Although these institutes were expected to become world-class centres of learning, none of the IITs is anywhere near world standards today. Not a single IIT has made its mark in the Top 200 Quacquarelli Symonds (QS) World University Rankings in 2011. 

The IIT, Bombay, was the only Indian institute which managed to find a place for itself in the Top 200 in 2010 but this year, it too slipped 38 places and ranked 225. The same way, the Delhi and Madras IITs, which had ranked 202 and 262 in 2010, fell to 218 and 281. The other IITs featuring in the rankings, including that of Kanpur, Kharagpur, Roorkee and Guwahati, do not find a place in the Top 300 World University Rankings. The QS ranking, conducted every year, is based on employer and academic reputation and research quality.

In the recent past, attempts have been made to make exposure of the IIT system to a larger number of candidates, Eight more IITs have been established in Bhubaneswar, Gandhinagar, Hyderabad, Indore, Jodhpur, Kanpur, Patna and Ropar. In an affirmative action, concession for the weaker sections has been offered in admissions and in recruitment of faculty. 

The Joint Entrance Examination (JEE) is being synchronised with that of other engineering colleges. The point to ponder now is whether steps are also being taken to bring all these IITs on a par with world-class institutions.

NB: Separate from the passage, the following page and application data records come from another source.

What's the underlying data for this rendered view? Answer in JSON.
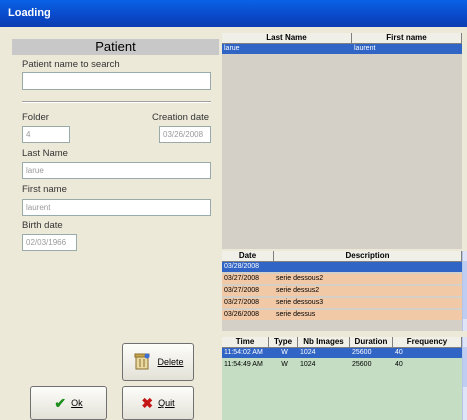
{
  "window": {
    "title": "Loading"
  },
  "patient": {
    "header": "Patient",
    "search_label": "Patient name to search",
    "search_value": "",
    "folder_label": "Folder",
    "folder_value": "4",
    "creation_label": "Creation date",
    "creation_value": "03/26/2008",
    "lastname_label": "Last Name",
    "lastname_value": "larue",
    "firstname_label": "First name",
    "firstname_value": "laurent",
    "birth_label": "Birth date",
    "birth_value": "02/03/1966"
  },
  "buttons": {
    "delete": "Delete",
    "ok": "Ok",
    "quit": "Quit"
  },
  "patients_table": {
    "columns": [
      "Last Name",
      "First name"
    ],
    "rows": [
      [
        "larue",
        "laurent"
      ]
    ]
  },
  "exams_table": {
    "columns": [
      "Date",
      "Description"
    ],
    "rows": [
      [
        "03/28/2008",
        ""
      ],
      [
        "03/27/2008",
        "serie dessous2"
      ],
      [
        "03/27/2008",
        "serie dessus2"
      ],
      [
        "03/27/2008",
        "serie dessous3"
      ],
      [
        "03/26/2008",
        "serie dessus"
      ]
    ]
  },
  "series_table": {
    "columns": [
      "Time",
      "Type",
      "Nb Images",
      "Duration",
      "Frequency"
    ],
    "rows": [
      [
        "11:54:02 AM",
        "W",
        "1024",
        "25600",
        "40"
      ],
      [
        "11:54:49 AM",
        "W",
        "1024",
        "25600",
        "40"
      ]
    ]
  },
  "colors": {
    "selection": "#3165c5",
    "exam_row": "#f2c9a7",
    "series_row": "#c4ddc3",
    "title": "#0a55d8"
  }
}
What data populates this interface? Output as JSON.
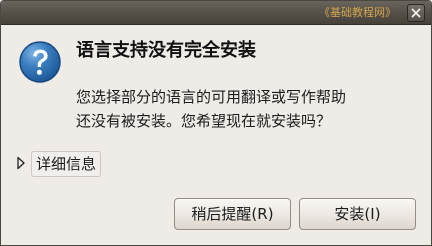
{
  "window": {
    "title": "《基础教程网》"
  },
  "dialog": {
    "heading": "语言支持没有完全安装",
    "message_lines": [
      "您选择部分的语言的可用翻译或写作帮助",
      "还没有被安装。您希望现在就安装吗？"
    ]
  },
  "details": {
    "label": "详细信息"
  },
  "buttons": {
    "later": "稍后提醒(R)",
    "install": "安装(I)"
  },
  "colors": {
    "title_text": "#d4a64f",
    "dialog_background": "#efebe7",
    "question_icon": "#2f6ea8"
  },
  "icons": {
    "dialog": "question-icon",
    "close": "close-icon",
    "expander": "triangle-right-icon"
  }
}
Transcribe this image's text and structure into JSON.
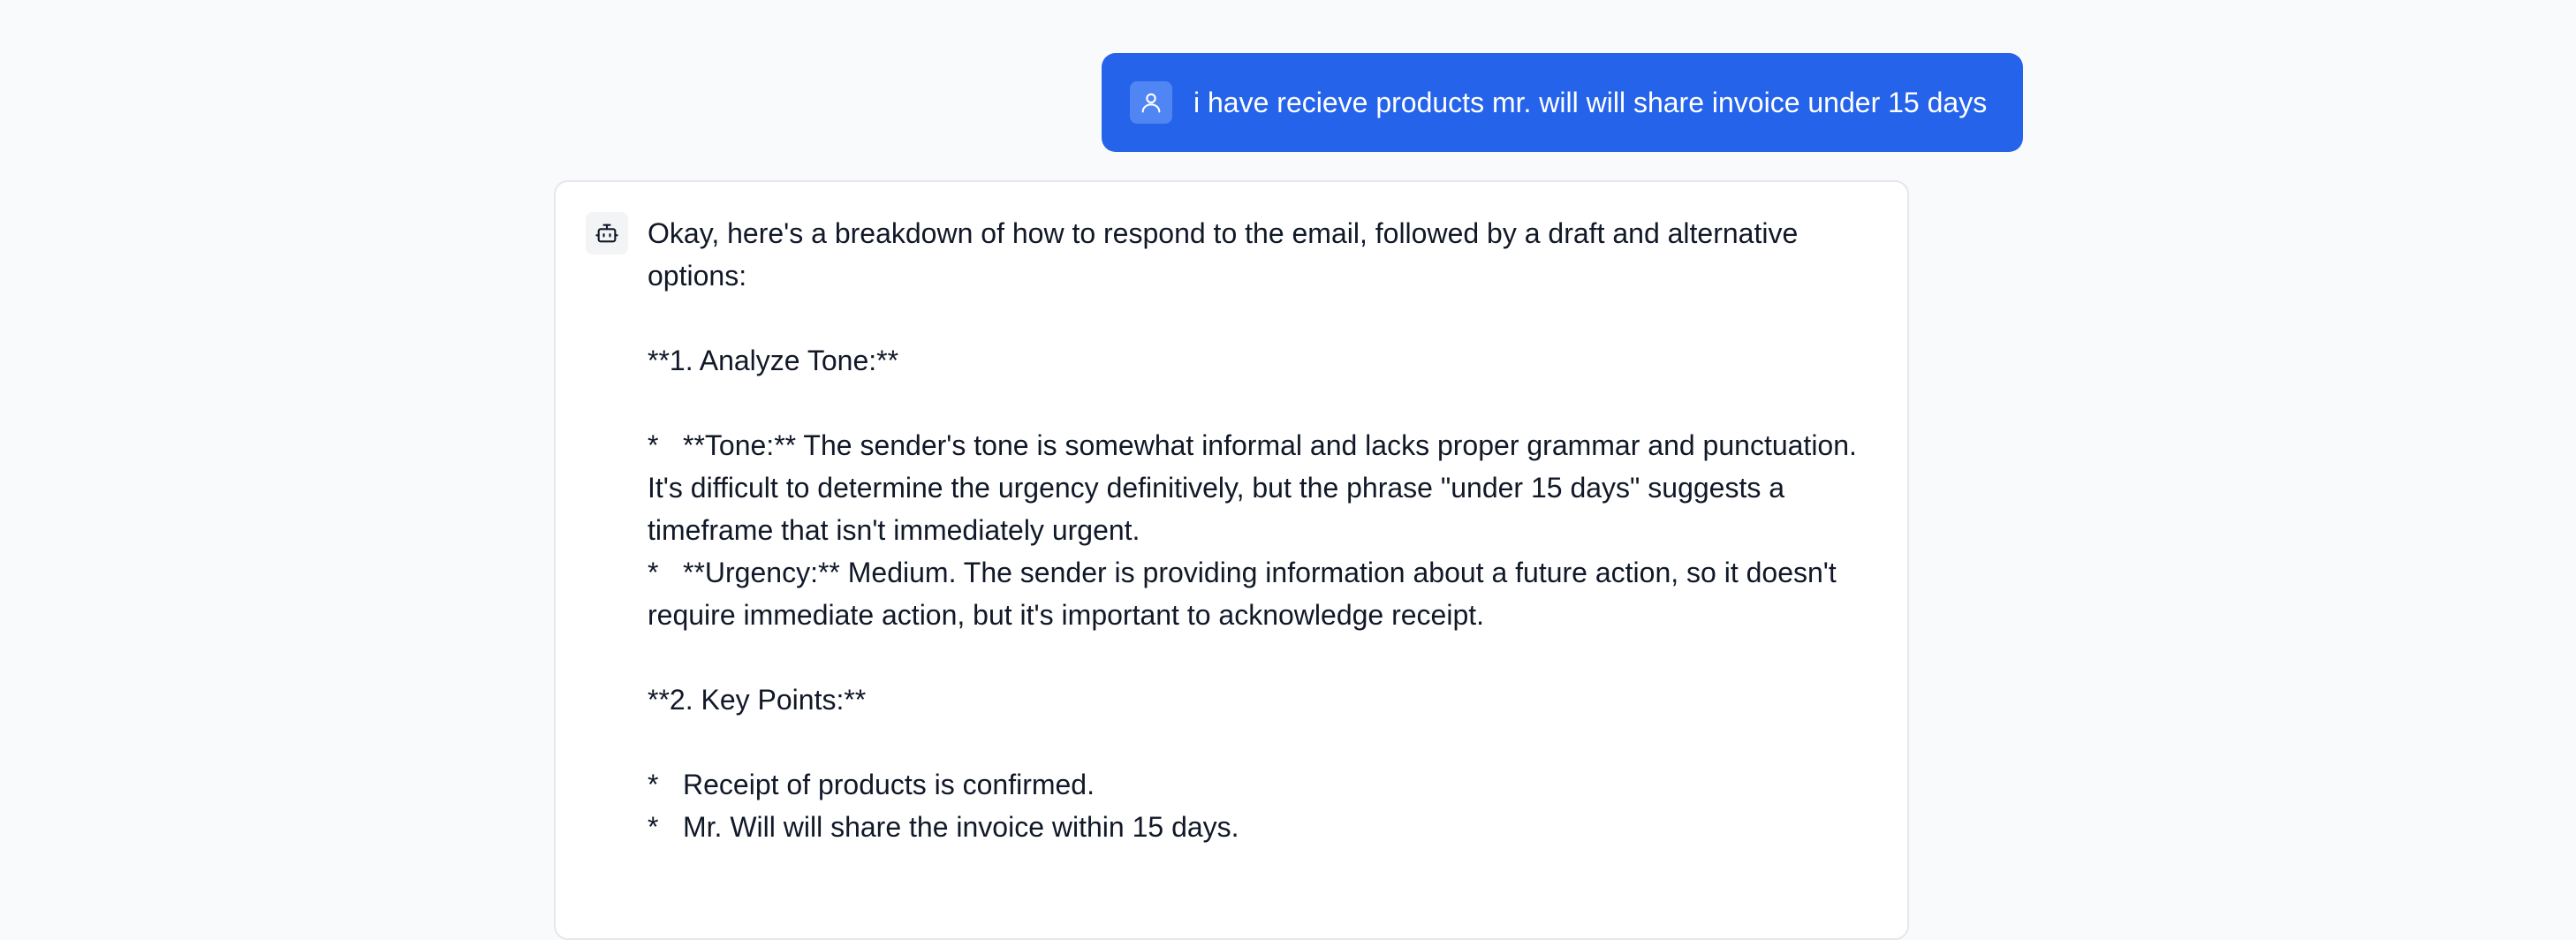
{
  "colors": {
    "user_bubble": "#2563eb",
    "page_background": "#f9fafb",
    "card_background": "#ffffff"
  },
  "icons": {
    "user": "user-icon",
    "bot": "bot-icon"
  },
  "user_message": {
    "text": "i have recieve products mr. will will share invoice under 15 days"
  },
  "assistant_message": {
    "intro": "Okay, here's a breakdown of how to respond to the email, followed by a draft and alternative options:",
    "section1_heading": "**1. Analyze Tone:**",
    "section1_bullets": [
      {
        "mark": "*",
        "text": "**Tone:** The sender's tone is somewhat informal and lacks proper grammar and punctuation. It's difficult to determine the urgency definitively, but the phrase \"under 15 days\" suggests a timeframe that isn't immediately urgent."
      },
      {
        "mark": "*",
        "text": "**Urgency:** Medium. The sender is providing information about a future action, so it doesn't require immediate action, but it's important to acknowledge receipt."
      }
    ],
    "section2_heading": "**2. Key Points:**",
    "section2_bullets": [
      {
        "mark": "*",
        "text": "Receipt of products is confirmed."
      },
      {
        "mark": "*",
        "text": "Mr. Will will share the invoice within 15 days."
      }
    ]
  }
}
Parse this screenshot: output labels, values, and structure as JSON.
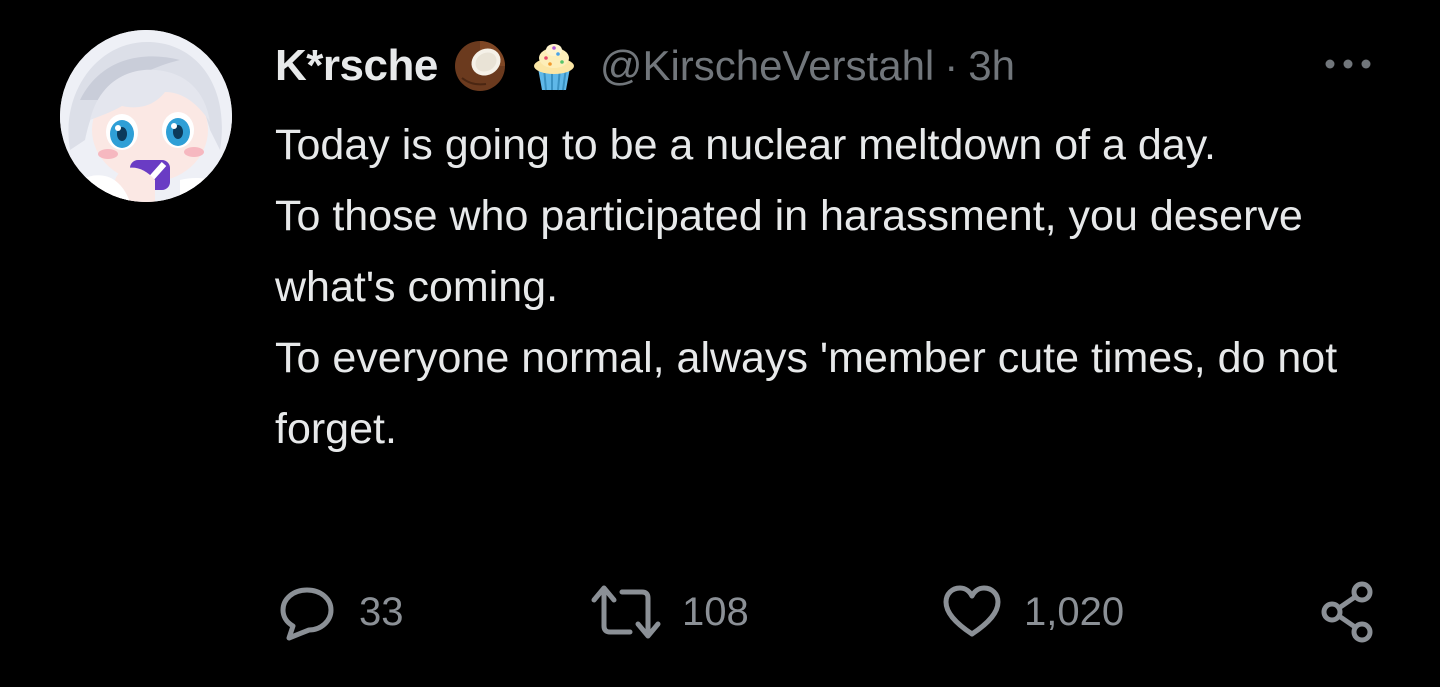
{
  "tweet": {
    "display_name": "K*rsche",
    "name_emojis": [
      "coconut-emoji",
      "cupcake-emoji"
    ],
    "handle": "@KirscheVerstahl",
    "separator": "·",
    "time": "3h",
    "lines": [
      "Today is going to be a nuclear meltdown of a day.",
      "To those who participated in harassment, you deserve what's coming.",
      "To everyone normal, always 'member cute times, do not forget."
    ]
  },
  "actions": {
    "reply_count": "33",
    "retweet_count": "108",
    "like_count": "1,020"
  },
  "colors": {
    "background": "#000000",
    "text": "#e7e9ea",
    "muted": "#71767b",
    "icon": "#8b9096"
  },
  "icons": {
    "more": "more-horizontal-icon",
    "reply": "reply-icon",
    "retweet": "retweet-icon",
    "like": "heart-icon",
    "share": "share-icon"
  }
}
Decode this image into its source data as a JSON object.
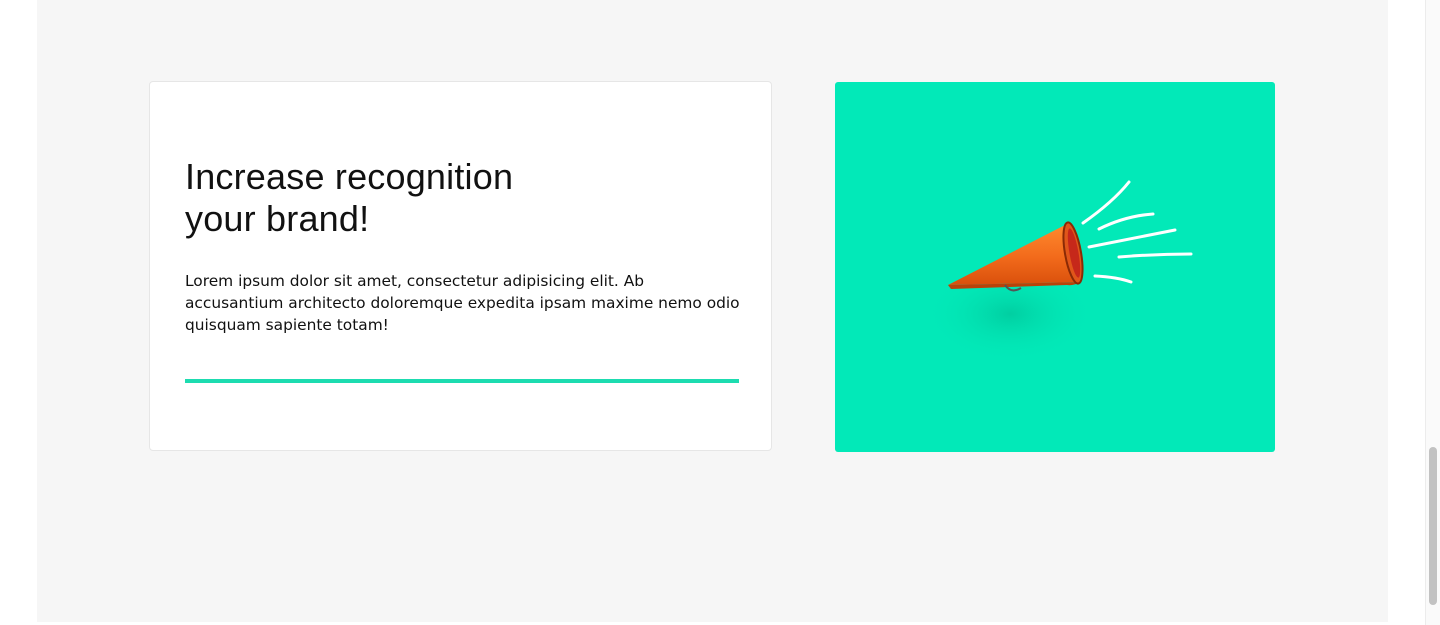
{
  "card": {
    "title_line1": "Increase recognition",
    "title_line2": "your brand!",
    "body": "Lorem ipsum dolor sit amet, consectetur adipisicing elit. Ab accusantium architecto doloremque expedita ipsam maxime nemo odio quisquam sapiente totam!"
  },
  "image": {
    "icon": "megaphone-icon"
  },
  "colors": {
    "section_background": "#f6f6f6",
    "accent": "#1ddcb0",
    "image_background": "#02e9b8",
    "megaphone": "#f26a1b"
  }
}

(The writer is a past president of the IIT Delhi Alumni Association. Email: sethu48@yahoo.com)